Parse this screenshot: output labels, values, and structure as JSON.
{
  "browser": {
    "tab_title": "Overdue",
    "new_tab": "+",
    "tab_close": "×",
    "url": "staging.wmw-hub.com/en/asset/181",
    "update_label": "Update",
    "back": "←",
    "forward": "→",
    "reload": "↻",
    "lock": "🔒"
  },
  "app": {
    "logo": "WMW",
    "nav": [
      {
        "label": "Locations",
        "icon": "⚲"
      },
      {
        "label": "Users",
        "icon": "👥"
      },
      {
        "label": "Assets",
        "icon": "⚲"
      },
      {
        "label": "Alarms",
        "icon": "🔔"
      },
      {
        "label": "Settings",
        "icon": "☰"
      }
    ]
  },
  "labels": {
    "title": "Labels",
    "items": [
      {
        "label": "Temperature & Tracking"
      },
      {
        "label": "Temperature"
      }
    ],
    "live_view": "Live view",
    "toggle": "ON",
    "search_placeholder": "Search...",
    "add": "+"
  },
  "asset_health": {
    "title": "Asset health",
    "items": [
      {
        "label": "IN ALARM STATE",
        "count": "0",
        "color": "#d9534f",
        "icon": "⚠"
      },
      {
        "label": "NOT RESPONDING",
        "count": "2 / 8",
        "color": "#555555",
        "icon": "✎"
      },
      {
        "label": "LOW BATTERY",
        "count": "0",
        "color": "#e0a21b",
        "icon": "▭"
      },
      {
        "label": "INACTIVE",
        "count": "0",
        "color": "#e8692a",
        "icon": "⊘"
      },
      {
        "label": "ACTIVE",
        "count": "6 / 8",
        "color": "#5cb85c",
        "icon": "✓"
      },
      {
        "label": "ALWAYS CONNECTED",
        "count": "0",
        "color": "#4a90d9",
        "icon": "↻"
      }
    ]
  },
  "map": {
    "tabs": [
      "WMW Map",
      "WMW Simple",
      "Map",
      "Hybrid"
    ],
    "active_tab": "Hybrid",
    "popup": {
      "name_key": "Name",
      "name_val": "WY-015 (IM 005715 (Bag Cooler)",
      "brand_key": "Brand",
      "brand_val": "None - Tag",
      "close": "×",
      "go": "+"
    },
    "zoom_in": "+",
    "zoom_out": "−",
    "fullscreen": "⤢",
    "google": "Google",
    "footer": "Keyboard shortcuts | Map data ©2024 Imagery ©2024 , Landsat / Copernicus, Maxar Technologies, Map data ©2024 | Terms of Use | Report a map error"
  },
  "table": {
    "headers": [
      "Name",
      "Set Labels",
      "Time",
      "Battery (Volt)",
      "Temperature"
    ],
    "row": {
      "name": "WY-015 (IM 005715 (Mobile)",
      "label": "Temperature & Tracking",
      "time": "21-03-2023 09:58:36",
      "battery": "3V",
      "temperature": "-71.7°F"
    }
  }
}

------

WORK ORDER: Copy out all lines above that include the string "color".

THE COMPLETED TASK:
        "color": "#d9534f",
        "color": "#555555",
        "color": "#e0a21b",
        "color": "#e8692a",
        "color": "#5cb85c",
        "color": "#4a90d9",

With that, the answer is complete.